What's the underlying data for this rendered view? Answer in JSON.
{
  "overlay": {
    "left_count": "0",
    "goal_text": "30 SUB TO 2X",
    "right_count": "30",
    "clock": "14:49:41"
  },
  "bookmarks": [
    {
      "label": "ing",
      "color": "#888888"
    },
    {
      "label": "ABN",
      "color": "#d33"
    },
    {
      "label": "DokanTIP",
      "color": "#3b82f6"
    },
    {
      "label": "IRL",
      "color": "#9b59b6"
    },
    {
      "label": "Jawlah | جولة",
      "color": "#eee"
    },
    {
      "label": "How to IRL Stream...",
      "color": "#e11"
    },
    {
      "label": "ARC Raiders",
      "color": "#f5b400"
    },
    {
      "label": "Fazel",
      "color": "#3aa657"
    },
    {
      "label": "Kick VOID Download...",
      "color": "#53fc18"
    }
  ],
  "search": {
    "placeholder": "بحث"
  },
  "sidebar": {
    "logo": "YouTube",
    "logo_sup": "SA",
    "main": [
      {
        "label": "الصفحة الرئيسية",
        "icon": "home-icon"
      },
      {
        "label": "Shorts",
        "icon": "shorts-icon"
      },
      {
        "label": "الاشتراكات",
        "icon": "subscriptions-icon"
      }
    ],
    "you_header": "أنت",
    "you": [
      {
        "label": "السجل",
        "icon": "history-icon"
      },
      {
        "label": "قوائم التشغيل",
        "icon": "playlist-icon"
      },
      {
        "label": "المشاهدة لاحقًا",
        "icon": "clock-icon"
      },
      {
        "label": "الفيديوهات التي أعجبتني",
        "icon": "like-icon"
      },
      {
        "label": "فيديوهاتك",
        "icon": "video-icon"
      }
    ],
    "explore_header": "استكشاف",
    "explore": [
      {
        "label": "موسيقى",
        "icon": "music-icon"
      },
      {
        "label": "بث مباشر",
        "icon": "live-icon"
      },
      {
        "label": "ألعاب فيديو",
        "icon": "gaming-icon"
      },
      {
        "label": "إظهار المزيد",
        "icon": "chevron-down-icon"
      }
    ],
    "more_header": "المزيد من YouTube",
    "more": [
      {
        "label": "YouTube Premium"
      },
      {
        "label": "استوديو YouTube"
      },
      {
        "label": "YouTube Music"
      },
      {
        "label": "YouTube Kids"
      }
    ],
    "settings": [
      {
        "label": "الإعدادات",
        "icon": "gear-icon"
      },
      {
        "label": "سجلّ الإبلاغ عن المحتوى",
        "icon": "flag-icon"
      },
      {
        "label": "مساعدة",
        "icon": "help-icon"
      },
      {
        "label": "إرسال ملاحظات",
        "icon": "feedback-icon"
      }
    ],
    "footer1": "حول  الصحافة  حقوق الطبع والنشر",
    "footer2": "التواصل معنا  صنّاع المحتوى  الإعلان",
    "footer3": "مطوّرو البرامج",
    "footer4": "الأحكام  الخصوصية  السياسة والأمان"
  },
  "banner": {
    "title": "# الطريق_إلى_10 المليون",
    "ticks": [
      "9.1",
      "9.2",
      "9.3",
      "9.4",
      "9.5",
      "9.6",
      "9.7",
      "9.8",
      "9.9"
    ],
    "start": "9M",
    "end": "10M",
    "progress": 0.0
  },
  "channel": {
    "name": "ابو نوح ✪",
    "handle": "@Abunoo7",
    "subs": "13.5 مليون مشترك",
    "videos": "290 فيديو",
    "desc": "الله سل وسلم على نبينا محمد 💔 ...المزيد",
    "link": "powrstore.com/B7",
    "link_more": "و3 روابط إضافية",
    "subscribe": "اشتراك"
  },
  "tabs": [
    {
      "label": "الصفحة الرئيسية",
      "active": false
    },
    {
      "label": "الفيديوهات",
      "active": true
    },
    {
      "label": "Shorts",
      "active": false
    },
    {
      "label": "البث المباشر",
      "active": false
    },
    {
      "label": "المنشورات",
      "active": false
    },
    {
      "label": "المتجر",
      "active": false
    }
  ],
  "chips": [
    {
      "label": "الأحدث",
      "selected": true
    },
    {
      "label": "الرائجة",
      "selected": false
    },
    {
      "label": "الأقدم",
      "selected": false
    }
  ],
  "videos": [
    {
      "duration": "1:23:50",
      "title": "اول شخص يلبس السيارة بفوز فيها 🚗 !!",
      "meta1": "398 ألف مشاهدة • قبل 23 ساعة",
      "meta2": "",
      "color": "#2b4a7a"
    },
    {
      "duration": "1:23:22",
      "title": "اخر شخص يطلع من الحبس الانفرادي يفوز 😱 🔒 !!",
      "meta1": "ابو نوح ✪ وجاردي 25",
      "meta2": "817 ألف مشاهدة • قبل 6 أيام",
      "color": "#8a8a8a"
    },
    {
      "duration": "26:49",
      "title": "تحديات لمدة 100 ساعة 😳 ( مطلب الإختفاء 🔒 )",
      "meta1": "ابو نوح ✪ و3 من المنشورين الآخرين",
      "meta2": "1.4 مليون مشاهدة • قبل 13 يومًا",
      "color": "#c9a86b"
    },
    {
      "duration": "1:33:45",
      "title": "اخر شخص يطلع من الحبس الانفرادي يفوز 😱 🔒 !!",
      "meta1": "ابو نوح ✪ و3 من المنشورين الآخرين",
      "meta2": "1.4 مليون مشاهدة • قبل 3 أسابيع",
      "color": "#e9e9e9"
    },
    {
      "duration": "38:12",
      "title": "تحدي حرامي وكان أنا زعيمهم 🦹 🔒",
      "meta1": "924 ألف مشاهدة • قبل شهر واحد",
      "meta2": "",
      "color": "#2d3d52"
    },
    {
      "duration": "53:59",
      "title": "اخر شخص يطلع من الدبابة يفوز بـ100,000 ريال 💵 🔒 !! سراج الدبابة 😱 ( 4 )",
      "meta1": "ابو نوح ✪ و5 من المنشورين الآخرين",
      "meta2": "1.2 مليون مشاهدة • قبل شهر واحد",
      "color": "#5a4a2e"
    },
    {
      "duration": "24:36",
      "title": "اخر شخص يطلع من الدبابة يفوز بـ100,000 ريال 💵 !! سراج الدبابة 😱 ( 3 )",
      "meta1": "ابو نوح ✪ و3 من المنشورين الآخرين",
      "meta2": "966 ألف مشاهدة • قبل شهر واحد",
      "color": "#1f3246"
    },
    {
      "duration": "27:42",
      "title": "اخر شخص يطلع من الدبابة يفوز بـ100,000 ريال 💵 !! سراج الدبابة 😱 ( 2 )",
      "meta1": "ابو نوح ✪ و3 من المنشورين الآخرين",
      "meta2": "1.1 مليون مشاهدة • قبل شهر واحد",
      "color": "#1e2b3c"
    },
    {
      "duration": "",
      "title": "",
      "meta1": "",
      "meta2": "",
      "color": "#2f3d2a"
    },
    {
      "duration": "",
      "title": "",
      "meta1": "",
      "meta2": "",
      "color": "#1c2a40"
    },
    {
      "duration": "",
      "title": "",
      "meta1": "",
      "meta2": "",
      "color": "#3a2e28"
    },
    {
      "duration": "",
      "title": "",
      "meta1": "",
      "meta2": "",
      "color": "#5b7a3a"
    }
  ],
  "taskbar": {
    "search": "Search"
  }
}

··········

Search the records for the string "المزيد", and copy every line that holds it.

▸ ANSWER TO THIS TASK
        "label": "إظهار المزيد",
    "more_header": "المزيد من YouTube",
    "desc": "الله سل وسلم على نبينا محمد 💔 ...المزيد",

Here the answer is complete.